## DATASET:
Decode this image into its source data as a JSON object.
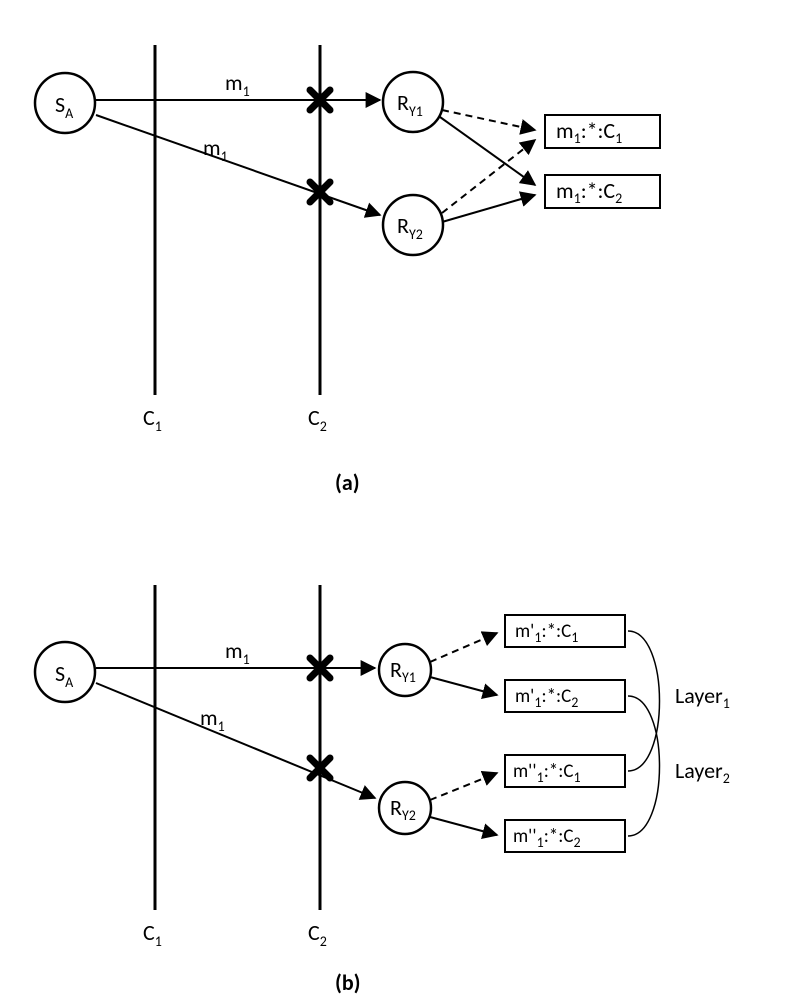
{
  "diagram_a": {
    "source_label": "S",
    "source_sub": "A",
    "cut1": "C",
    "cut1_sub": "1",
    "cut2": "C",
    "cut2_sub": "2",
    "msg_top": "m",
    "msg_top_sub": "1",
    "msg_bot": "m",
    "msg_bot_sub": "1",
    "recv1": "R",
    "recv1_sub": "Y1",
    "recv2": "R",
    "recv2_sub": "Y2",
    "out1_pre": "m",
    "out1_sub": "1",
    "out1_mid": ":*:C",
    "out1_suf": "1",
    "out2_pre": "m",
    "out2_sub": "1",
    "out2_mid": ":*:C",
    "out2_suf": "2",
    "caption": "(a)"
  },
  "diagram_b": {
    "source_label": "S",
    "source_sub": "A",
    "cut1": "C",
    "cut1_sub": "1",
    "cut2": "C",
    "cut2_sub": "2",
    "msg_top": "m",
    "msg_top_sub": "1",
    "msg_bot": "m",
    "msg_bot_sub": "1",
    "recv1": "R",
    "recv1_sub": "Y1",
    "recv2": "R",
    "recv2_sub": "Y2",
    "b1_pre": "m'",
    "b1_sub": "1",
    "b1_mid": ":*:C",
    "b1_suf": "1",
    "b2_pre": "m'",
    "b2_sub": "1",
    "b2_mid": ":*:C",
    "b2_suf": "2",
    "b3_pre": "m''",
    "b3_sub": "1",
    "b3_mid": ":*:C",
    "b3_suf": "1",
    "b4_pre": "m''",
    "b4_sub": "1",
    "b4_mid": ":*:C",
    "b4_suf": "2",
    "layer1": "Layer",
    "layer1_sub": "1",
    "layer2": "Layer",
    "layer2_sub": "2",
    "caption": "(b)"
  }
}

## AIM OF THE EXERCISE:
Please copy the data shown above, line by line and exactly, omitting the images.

## REPLY TO THE TASK:
Decode this image into its source data as a JSON object.
{
  "diagram_a": {
    "source_label": "S",
    "source_sub": "A",
    "cut1": "C",
    "cut1_sub": "1",
    "cut2": "C",
    "cut2_sub": "2",
    "msg_top": "m",
    "msg_top_sub": "1",
    "msg_bot": "m",
    "msg_bot_sub": "1",
    "recv1": "R",
    "recv1_sub": "Y1",
    "recv2": "R",
    "recv2_sub": "Y2",
    "out1_pre": "m",
    "out1_sub": "1",
    "out1_mid": ":*:C",
    "out1_suf": "1",
    "out2_pre": "m",
    "out2_sub": "1",
    "out2_mid": ":*:C",
    "out2_suf": "2",
    "caption": "(a)"
  },
  "diagram_b": {
    "source_label": "S",
    "source_sub": "A",
    "cut1": "C",
    "cut1_sub": "1",
    "cut2": "C",
    "cut2_sub": "2",
    "msg_top": "m",
    "msg_top_sub": "1",
    "msg_bot": "m",
    "msg_bot_sub": "1",
    "recv1": "R",
    "recv1_sub": "Y1",
    "recv2": "R",
    "recv2_sub": "Y2",
    "b1_pre": "m'",
    "b1_sub": "1",
    "b1_mid": ":*:C",
    "b1_suf": "1",
    "b2_pre": "m'",
    "b2_sub": "1",
    "b2_mid": ":*:C",
    "b2_suf": "2",
    "b3_pre": "m''",
    "b3_sub": "1",
    "b3_mid": ":*:C",
    "b3_suf": "1",
    "b4_pre": "m''",
    "b4_sub": "1",
    "b4_mid": ":*:C",
    "b4_suf": "2",
    "layer1": "Layer",
    "layer1_sub": "1",
    "layer2": "Layer",
    "layer2_sub": "2",
    "caption": "(b)"
  }
}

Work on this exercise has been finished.